=== Dataset entries ===

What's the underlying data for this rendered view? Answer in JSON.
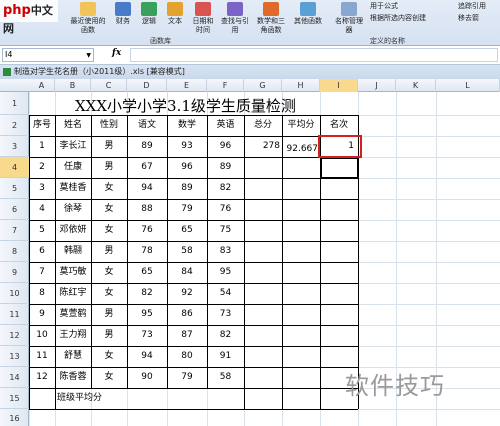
{
  "ribbon": {
    "items": [
      "最近使用的函数",
      "财务",
      "逻辑",
      "文本",
      "日期和时间",
      "查找与引用",
      "数学和三角函数",
      "其他函数",
      "名称管理器",
      "用于公式",
      "根据所选内容创建",
      "追踪引用",
      "移去箭"
    ],
    "groups": [
      "函数库",
      "定义的名称"
    ],
    "colors": {
      "bg": "#dfe8f5",
      "finance": "#4a7bc8",
      "logic": "#3aa15a",
      "text": "#e3a12d",
      "date": "#d9534f",
      "lookup": "#7b63c7",
      "math": "#e06a2a",
      "other": "#5aa0d6"
    }
  },
  "watermark": {
    "logo_a": "php",
    "logo_b": "中文网",
    "bottom": "软件技巧"
  },
  "formula_bar": {
    "name_box": "I4",
    "fx": "fx",
    "value": ""
  },
  "window": {
    "title": "制造对学生花名册（小2011级）.xls [兼容模式]"
  },
  "columns": [
    "A",
    "B",
    "C",
    "D",
    "E",
    "F",
    "G",
    "H",
    "I",
    "J",
    "K",
    "L"
  ],
  "rows": [
    "1",
    "2",
    "3",
    "4",
    "5",
    "6",
    "7",
    "8",
    "9",
    "10",
    "11",
    "12",
    "13",
    "14",
    "15",
    "16"
  ],
  "sheet": {
    "title": "XXX小学小学3.1级学生质量检测",
    "headers": [
      "序号",
      "姓名",
      "性别",
      "语文",
      "数学",
      "英语",
      "总分",
      "平均分",
      "名次"
    ],
    "records": [
      [
        "1",
        "李长江",
        "男",
        "89",
        "93",
        "96",
        "278",
        "92.667",
        "1"
      ],
      [
        "2",
        "任康",
        "男",
        "67",
        "96",
        "89",
        "",
        "",
        ""
      ],
      [
        "3",
        "莫桂香",
        "女",
        "94",
        "89",
        "82",
        "",
        "",
        ""
      ],
      [
        "4",
        "徐琴",
        "女",
        "88",
        "79",
        "76",
        "",
        "",
        ""
      ],
      [
        "5",
        "邓依妍",
        "女",
        "76",
        "65",
        "75",
        "",
        "",
        ""
      ],
      [
        "6",
        "韩翮",
        "男",
        "78",
        "58",
        "83",
        "",
        "",
        ""
      ],
      [
        "7",
        "莫巧敏",
        "女",
        "65",
        "84",
        "95",
        "",
        "",
        ""
      ],
      [
        "8",
        "陈红宇",
        "女",
        "82",
        "92",
        "54",
        "",
        "",
        ""
      ],
      [
        "9",
        "莫萱鹤",
        "男",
        "95",
        "86",
        "73",
        "",
        "",
        ""
      ],
      [
        "10",
        "王力翔",
        "男",
        "73",
        "87",
        "82",
        "",
        "",
        ""
      ],
      [
        "11",
        "舒慧",
        "女",
        "94",
        "80",
        "91",
        "",
        "",
        ""
      ],
      [
        "12",
        "陈香蓉",
        "女",
        "90",
        "79",
        "58",
        "",
        "",
        ""
      ]
    ],
    "footer": "班级平均分"
  }
}
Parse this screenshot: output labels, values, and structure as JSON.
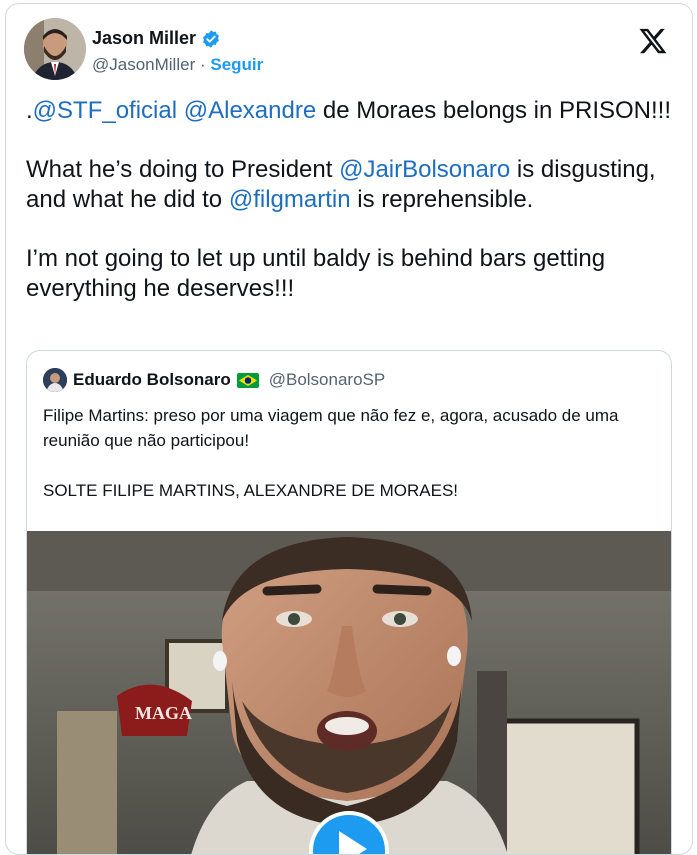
{
  "author": {
    "name": "Jason Miller",
    "handle": "@JasonMiller",
    "separator": "·",
    "follow_label": "Seguir"
  },
  "tweet": {
    "line1": {
      "prefix": ".",
      "mention1": "@STF_oficial",
      "mention2": "@Alexandre",
      "rest": " de Moraes belongs in PRISON!!!"
    },
    "line2": {
      "t1": "What he’s doing to President ",
      "mention1": "@JairBolsonaro",
      "t2": " is disgusting, and what he did to ",
      "mention2": "@filgmartin",
      "t3": " is reprehensible."
    },
    "line3": "I’m not going to let up until baldy is behind bars getting everything he deserves!!!"
  },
  "quoted": {
    "name": "Eduardo Bolsonaro",
    "flag": "brazil-flag-icon",
    "handle": "@BolsonaroSP",
    "para1": "Filipe Martins: preso por uma viagem que não fez e, agora, acusado de uma reunião que não participou!",
    "para2": "SOLTE FILIPE MARTINS, ALEXANDRE DE MORAES!",
    "media_hat_text": "MAGA"
  },
  "colors": {
    "mention": "#1d6ec2",
    "follow": "#1d9bf0",
    "verified": "#1d9bf0"
  }
}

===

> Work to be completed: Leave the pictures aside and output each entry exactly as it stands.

> Written response:
What's the underlying data for this rendered view? Answer in JSON.
{
  "ribbon": {
    "items": [
      "最近使用的函数",
      "财务",
      "逻辑",
      "文本",
      "日期和时间",
      "查找与引用",
      "数学和三角函数",
      "其他函数",
      "名称管理器",
      "用于公式",
      "根据所选内容创建",
      "追踪引用",
      "移去箭"
    ],
    "groups": [
      "函数库",
      "定义的名称"
    ],
    "colors": {
      "bg": "#dfe8f5",
      "finance": "#4a7bc8",
      "logic": "#3aa15a",
      "text": "#e3a12d",
      "date": "#d9534f",
      "lookup": "#7b63c7",
      "math": "#e06a2a",
      "other": "#5aa0d6"
    }
  },
  "watermark": {
    "logo_a": "php",
    "logo_b": "中文网",
    "bottom": "软件技巧"
  },
  "formula_bar": {
    "name_box": "I4",
    "fx": "fx",
    "value": ""
  },
  "window": {
    "title": "制造对学生花名册（小2011级）.xls [兼容模式]"
  },
  "columns": [
    "A",
    "B",
    "C",
    "D",
    "E",
    "F",
    "G",
    "H",
    "I",
    "J",
    "K",
    "L"
  ],
  "rows": [
    "1",
    "2",
    "3",
    "4",
    "5",
    "6",
    "7",
    "8",
    "9",
    "10",
    "11",
    "12",
    "13",
    "14",
    "15",
    "16"
  ],
  "sheet": {
    "title": "XXX小学小学3.1级学生质量检测",
    "headers": [
      "序号",
      "姓名",
      "性别",
      "语文",
      "数学",
      "英语",
      "总分",
      "平均分",
      "名次"
    ],
    "records": [
      [
        "1",
        "李长江",
        "男",
        "89",
        "93",
        "96",
        "278",
        "92.667",
        "1"
      ],
      [
        "2",
        "任康",
        "男",
        "67",
        "96",
        "89",
        "",
        "",
        ""
      ],
      [
        "3",
        "莫桂香",
        "女",
        "94",
        "89",
        "82",
        "",
        "",
        ""
      ],
      [
        "4",
        "徐琴",
        "女",
        "88",
        "79",
        "76",
        "",
        "",
        ""
      ],
      [
        "5",
        "邓依妍",
        "女",
        "76",
        "65",
        "75",
        "",
        "",
        ""
      ],
      [
        "6",
        "韩翮",
        "男",
        "78",
        "58",
        "83",
        "",
        "",
        ""
      ],
      [
        "7",
        "莫巧敏",
        "女",
        "65",
        "84",
        "95",
        "",
        "",
        ""
      ],
      [
        "8",
        "陈红宇",
        "女",
        "82",
        "92",
        "54",
        "",
        "",
        ""
      ],
      [
        "9",
        "莫萱鹤",
        "男",
        "95",
        "86",
        "73",
        "",
        "",
        ""
      ],
      [
        "10",
        "王力翔",
        "男",
        "73",
        "87",
        "82",
        "",
        "",
        ""
      ],
      [
        "11",
        "舒慧",
        "女",
        "94",
        "80",
        "91",
        "",
        "",
        ""
      ],
      [
        "12",
        "陈香蓉",
        "女",
        "90",
        "79",
        "58",
        "",
        "",
        ""
      ]
    ],
    "footer": "班级平均分"
  }
}
Parse this screenshot: output labels, values, and structure as JSON.
{
  "author": {
    "name": "Jason Miller",
    "handle": "@JasonMiller",
    "separator": "·",
    "follow_label": "Seguir"
  },
  "tweet": {
    "line1": {
      "prefix": ".",
      "mention1": "@STF_oficial",
      "mention2": "@Alexandre",
      "rest": " de Moraes belongs in PRISON!!!"
    },
    "line2": {
      "t1": "What he’s doing to President ",
      "mention1": "@JairBolsonaro",
      "t2": " is disgusting, and what he did to ",
      "mention2": "@filgmartin",
      "t3": " is reprehensible."
    },
    "line3": "I’m not going to let up until baldy is behind bars getting everything he deserves!!!"
  },
  "quoted": {
    "name": "Eduardo Bolsonaro",
    "flag": "brazil-flag-icon",
    "handle": "@BolsonaroSP",
    "para1": "Filipe Martins: preso por uma viagem que não fez e, agora, acusado de uma reunião que não participou!",
    "para2": "SOLTE FILIPE MARTINS, ALEXANDRE DE MORAES!",
    "media_hat_text": "MAGA"
  },
  "colors": {
    "mention": "#1d6ec2",
    "follow": "#1d9bf0",
    "verified": "#1d9bf0"
  }
}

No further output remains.